# Dataset rows describing interfaces

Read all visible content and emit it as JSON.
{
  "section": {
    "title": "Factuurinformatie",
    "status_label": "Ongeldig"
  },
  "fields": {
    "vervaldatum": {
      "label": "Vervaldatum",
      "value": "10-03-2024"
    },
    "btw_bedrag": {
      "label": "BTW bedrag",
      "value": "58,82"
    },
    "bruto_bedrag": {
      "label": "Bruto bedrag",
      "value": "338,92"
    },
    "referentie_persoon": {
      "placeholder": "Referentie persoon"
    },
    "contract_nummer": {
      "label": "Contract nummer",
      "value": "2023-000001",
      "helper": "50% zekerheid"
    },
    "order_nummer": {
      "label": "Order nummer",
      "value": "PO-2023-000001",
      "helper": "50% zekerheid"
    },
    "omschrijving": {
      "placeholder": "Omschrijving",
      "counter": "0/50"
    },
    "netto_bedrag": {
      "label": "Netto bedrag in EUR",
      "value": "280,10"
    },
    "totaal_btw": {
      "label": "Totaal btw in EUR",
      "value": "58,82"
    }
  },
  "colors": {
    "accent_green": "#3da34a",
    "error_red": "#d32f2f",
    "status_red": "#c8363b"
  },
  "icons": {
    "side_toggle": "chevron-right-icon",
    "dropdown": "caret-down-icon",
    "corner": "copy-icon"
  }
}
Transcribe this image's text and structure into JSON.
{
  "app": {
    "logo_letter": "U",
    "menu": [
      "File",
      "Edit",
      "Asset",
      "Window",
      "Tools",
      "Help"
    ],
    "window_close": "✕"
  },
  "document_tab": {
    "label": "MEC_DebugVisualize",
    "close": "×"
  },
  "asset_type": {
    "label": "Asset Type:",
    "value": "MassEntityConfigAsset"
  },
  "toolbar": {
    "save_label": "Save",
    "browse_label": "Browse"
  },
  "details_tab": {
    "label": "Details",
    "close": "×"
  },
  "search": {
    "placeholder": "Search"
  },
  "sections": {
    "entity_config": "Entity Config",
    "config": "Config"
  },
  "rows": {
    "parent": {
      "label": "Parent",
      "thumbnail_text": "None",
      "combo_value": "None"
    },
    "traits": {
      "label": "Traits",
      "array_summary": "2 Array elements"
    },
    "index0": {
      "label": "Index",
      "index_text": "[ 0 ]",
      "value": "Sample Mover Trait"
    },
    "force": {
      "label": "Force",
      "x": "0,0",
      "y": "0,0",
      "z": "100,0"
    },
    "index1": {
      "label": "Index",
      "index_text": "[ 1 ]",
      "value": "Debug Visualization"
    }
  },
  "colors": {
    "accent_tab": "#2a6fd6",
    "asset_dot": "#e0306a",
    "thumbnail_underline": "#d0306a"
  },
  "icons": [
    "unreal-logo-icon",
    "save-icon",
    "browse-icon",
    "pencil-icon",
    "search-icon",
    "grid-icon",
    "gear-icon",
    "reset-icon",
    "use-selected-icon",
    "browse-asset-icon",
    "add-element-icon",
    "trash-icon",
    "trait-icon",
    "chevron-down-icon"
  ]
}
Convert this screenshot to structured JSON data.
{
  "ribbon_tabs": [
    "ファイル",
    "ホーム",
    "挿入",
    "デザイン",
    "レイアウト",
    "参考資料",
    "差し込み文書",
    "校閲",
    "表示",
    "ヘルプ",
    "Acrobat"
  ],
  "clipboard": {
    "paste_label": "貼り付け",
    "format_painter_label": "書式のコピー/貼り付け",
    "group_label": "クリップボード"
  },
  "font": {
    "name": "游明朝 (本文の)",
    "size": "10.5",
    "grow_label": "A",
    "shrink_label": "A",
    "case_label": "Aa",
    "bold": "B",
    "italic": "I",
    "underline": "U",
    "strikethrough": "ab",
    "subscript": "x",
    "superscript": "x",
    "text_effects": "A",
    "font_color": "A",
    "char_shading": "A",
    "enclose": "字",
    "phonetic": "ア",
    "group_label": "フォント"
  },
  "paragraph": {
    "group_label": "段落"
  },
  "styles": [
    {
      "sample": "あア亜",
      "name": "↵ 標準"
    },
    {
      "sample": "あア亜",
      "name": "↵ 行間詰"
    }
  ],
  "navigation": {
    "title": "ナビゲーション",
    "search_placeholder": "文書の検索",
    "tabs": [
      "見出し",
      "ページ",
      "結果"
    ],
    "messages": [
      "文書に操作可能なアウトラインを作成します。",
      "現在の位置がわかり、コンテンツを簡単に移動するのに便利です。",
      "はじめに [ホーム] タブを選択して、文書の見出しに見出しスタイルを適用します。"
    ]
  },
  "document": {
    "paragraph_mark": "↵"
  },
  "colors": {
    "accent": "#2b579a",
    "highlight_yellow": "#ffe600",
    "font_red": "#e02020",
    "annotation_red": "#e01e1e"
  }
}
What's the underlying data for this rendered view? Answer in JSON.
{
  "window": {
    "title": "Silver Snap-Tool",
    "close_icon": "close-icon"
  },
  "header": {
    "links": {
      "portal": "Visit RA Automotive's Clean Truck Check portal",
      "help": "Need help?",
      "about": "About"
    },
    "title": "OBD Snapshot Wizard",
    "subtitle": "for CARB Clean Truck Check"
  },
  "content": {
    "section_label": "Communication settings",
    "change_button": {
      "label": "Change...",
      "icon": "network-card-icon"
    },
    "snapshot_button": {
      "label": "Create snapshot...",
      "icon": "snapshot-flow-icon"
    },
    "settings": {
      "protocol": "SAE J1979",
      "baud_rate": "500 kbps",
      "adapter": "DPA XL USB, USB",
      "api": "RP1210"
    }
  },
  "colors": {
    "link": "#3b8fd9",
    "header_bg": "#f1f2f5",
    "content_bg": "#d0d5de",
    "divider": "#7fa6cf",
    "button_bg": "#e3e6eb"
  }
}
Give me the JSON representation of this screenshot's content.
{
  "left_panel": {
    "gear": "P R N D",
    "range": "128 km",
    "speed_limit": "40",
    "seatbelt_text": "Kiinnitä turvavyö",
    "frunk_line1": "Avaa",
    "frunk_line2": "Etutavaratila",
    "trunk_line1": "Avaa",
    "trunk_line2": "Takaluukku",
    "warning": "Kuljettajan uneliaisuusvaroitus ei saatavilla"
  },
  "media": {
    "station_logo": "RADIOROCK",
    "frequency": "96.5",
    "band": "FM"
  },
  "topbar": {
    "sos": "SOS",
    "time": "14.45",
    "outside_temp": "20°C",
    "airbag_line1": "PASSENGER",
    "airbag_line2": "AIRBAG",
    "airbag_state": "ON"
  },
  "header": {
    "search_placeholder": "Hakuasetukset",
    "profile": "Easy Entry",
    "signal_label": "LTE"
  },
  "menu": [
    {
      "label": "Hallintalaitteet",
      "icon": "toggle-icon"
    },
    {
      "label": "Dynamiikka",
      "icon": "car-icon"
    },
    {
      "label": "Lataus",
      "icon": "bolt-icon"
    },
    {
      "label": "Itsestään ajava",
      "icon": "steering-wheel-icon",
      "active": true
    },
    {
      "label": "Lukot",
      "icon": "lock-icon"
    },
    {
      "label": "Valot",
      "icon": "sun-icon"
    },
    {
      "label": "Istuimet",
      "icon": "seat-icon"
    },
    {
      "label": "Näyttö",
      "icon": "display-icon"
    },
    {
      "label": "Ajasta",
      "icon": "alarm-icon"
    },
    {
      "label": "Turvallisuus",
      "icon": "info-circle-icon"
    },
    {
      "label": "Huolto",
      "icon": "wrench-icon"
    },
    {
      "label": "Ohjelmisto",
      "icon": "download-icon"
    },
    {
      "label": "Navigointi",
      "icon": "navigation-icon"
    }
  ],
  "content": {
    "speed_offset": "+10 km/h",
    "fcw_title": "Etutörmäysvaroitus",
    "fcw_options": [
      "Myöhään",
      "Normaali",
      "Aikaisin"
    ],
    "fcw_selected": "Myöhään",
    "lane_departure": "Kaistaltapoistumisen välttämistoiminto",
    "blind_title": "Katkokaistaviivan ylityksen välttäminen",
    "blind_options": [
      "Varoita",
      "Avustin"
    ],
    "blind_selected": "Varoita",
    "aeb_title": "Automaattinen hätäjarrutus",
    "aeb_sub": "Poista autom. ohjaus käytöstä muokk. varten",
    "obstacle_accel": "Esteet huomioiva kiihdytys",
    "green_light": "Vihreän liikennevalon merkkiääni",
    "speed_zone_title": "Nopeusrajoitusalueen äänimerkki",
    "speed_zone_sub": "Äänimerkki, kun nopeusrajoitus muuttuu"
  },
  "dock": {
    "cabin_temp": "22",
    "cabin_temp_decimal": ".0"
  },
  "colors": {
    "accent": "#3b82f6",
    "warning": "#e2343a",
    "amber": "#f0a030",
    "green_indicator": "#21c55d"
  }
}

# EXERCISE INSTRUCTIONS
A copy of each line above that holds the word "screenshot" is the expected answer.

# WRITTEN SOLUTION
Convert this screenshot to structured JSON data.
Give me the JSON representation of this screenshot's content.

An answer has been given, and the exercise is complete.